I knew I wouldn’t have the heart to mangle or butcher such beautiful words in my flesh, such words that still resonate in my heart with a deep tenderness and poignance even to this day. I’ve never regretted them. Not for one second. Even when the temptation to harm myself eventually faded to a dull echo, I looked on these words of my own handwriting, traced so well by the tattoo artist, as a blessing from God. I’m constantly reminded when I look down at them that it can always get better, even when the world is falling down around me.
Lori Alexander at The Transformed Wife, in her delicately titled post “Men Prefer Debt-Free Virgins Without Tattoos”, has declared for all the world to hear that women accruing such terrifyingly human things as debt, sexual encounters, and tattoos will forever be pariahs to the other gender, to marriage, and to God Himself.
The post itself, just from a surface perspective, is poorly written, terribly executed, and weakly defended.
It is a pitiful attempt at quoting examples of testimonies from women to “prove” that the feminine are better left to be their husbands’ playthings. Wives, according to Lori, are meant for their husbands alone, to mold as though he were God; the woman’s intelligence, experience, livelihood, and physical flesh are for his use and providence only. Lori doesn’t mention tattoos once in her post except in parentheses, and this sent a chill to my bones. Apparently, tattoos are so evil they aren’t worth more of an explanation or an acknowledgement.
Tell me, Lori, since you are so harsh on your own gender, how I’m less valuable and desirable in marriage because I was raped as a child and no longer have my hymen to surrender.
Tell me that leaving home to find healing, catharsis, adventure, and family in college (none of which I had ever really known before) wasn’t worth the temporal reality of the debt of this world.
I could go on. But there are many others who have written against Lori’s claims much better than I can, so I will just put in my two cents in defense of my ink and its place in my heart.
Tell me it would have been better if I hadn’t gotten my first tattoo.
Tell me I’m less of a woman, less of a Christian, disdained by man and by God, because I have ink in my skin that has kept me from self-harm, from the temptation to slice through my veins.
Tell me it would have been holier, meeker, more righteous to suffer through suicidal temptations, perhaps even to give in to them, than to have a message of hope ingrained in my wrists.
I know what your answer will be, and I don’t give a damn.

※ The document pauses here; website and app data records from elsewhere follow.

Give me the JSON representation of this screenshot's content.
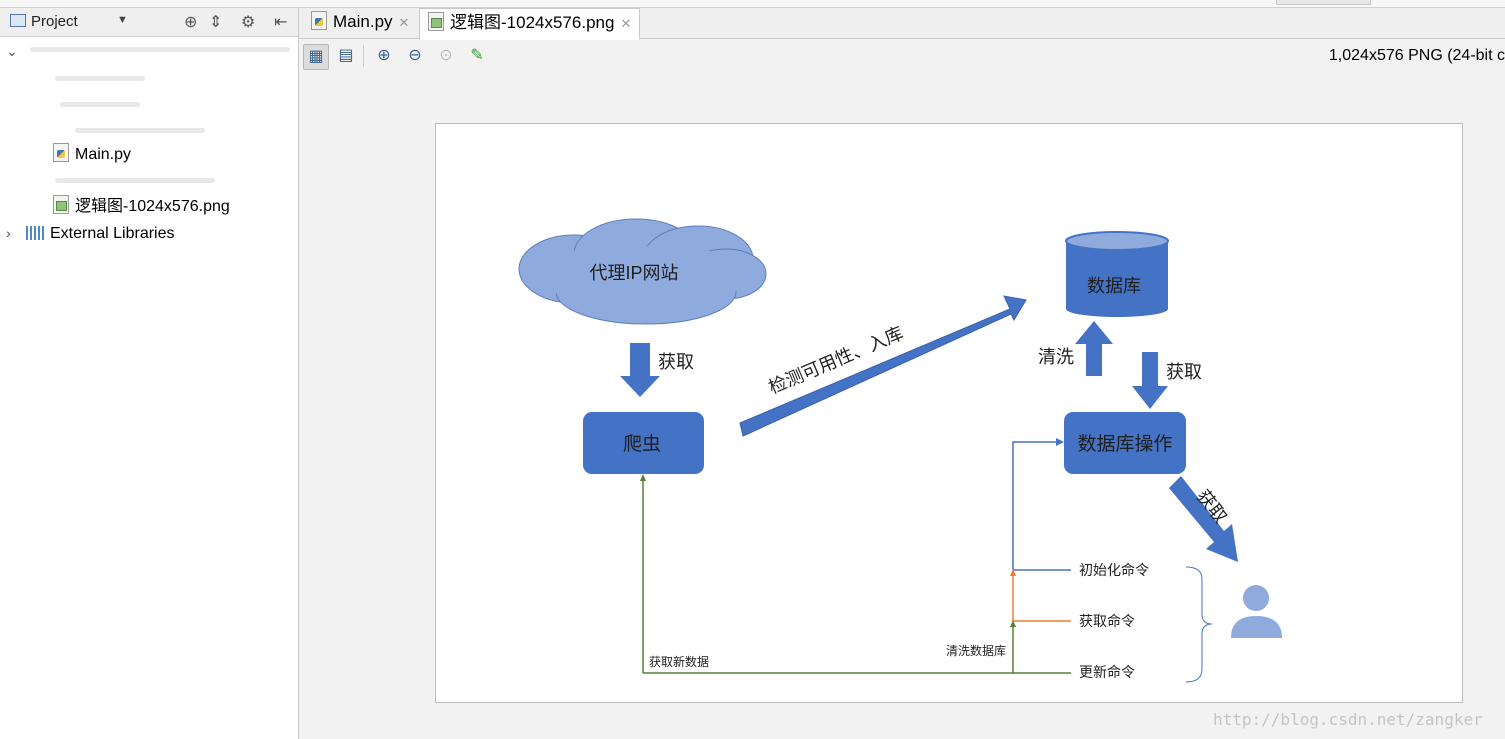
{
  "left_panel": {
    "title": "Project",
    "files": [
      "Main.py",
      "逻辑图-1024x576.png"
    ],
    "external_libraries": "External Libraries"
  },
  "tabs": [
    {
      "label": "Main.py",
      "active": false
    },
    {
      "label": "逻辑图-1024x576.png",
      "active": true
    }
  ],
  "image_info": "1,024x576 PNG (24-bit c",
  "diagram": {
    "proxy_site": "代理IP网站",
    "fetch1": "获取",
    "crawler": "爬虫",
    "check_store": "检测可用性、入库",
    "database": "数据库",
    "clean": "清洗",
    "fetch2": "获取",
    "db_ops": "数据库操作",
    "fetch3": "获取",
    "cmd_init": "初始化命令",
    "cmd_get": "获取命令",
    "cmd_update": "更新命令",
    "get_new_data": "获取新数据",
    "clean_db": "清洗数据库"
  },
  "colors": {
    "accent": "#4472c4",
    "cloud": "#8faadc",
    "user": "#8faadc",
    "green": "#548235",
    "orange": "#ed7d31"
  },
  "watermark": "http://blog.csdn.net/zangker"
}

Your terribly cruel words cannot stop His love, Lori, no matter what you say. He still sent His Son to die for me, and for you, and for every single person who ever existed in this world, their physical, marital, or financial states notwithstanding.
I’m a debt-ridden, non-virgin, tatted woman, and I’m proud to be one. And I will be the first one to march into my church and declare this to my true Father Above, laying flat my wrists for Him to kiss, knowing He will still smile down upon me with all the love He holds in His heart, knowing He will still embrace me to Himself as one of His own.
Jennifer Riley is an emotional writer, engulfing people in her tidal wave of life experiences and interpretations on her blog, “Into the Mysterious Dark.” She’s a bad Catholic, a good sinner, and a pernicious writer who tries to find who she is to herself and to God through her words.